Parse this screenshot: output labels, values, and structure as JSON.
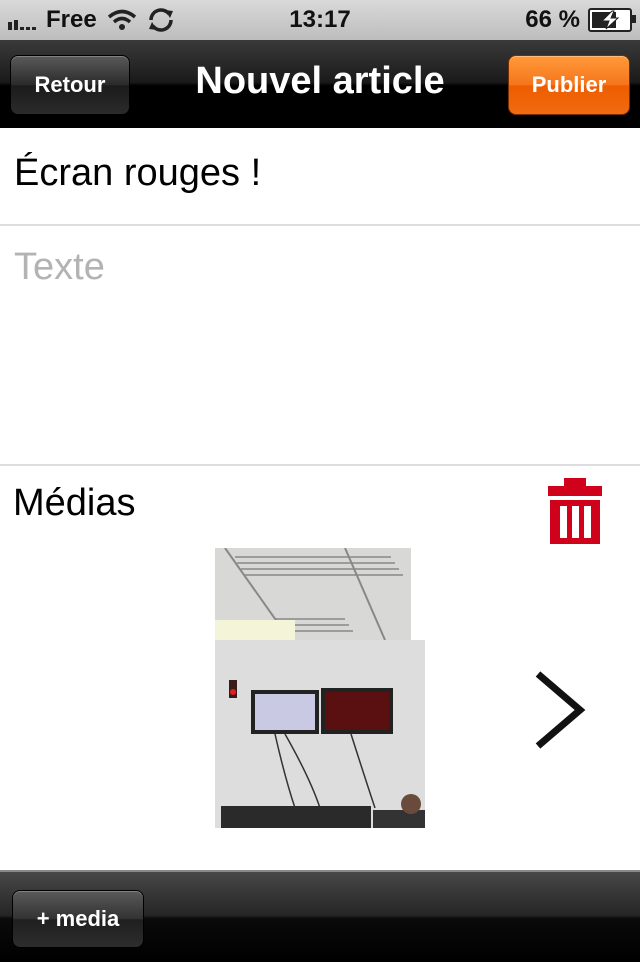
{
  "status": {
    "carrier": "Free",
    "time": "13:17",
    "battery_label": "66 %",
    "battery_level": 0.66,
    "icons": [
      "signal-icon",
      "wifi-icon",
      "sync-icon",
      "battery-charging-icon"
    ]
  },
  "nav": {
    "title": "Nouvel article",
    "back_label": "Retour",
    "publish_label": "Publier",
    "publish_color": "#f36a10"
  },
  "form": {
    "title_value": "Écran rouges !",
    "text_placeholder": "Texte"
  },
  "media": {
    "label": "Médias",
    "delete_icon": "trash-icon",
    "delete_color": "#d0021b",
    "next_icon": "chevron-right-icon"
  },
  "toolbar": {
    "add_media_label": "+ media"
  }
}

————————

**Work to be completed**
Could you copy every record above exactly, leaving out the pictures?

**Reply**
Parse this screenshot: output labels, values, and structure as JSON.
{
  "status": {
    "carrier": "Free",
    "time": "13:17",
    "battery_label": "66 %",
    "battery_level": 0.66,
    "icons": [
      "signal-icon",
      "wifi-icon",
      "sync-icon",
      "battery-charging-icon"
    ]
  },
  "nav": {
    "title": "Nouvel article",
    "back_label": "Retour",
    "publish_label": "Publier",
    "publish_color": "#f36a10"
  },
  "form": {
    "title_value": "Écran rouges !",
    "text_placeholder": "Texte"
  },
  "media": {
    "label": "Médias",
    "delete_icon": "trash-icon",
    "delete_color": "#d0021b",
    "next_icon": "chevron-right-icon"
  },
  "toolbar": {
    "add_media_label": "+ media"
  }
}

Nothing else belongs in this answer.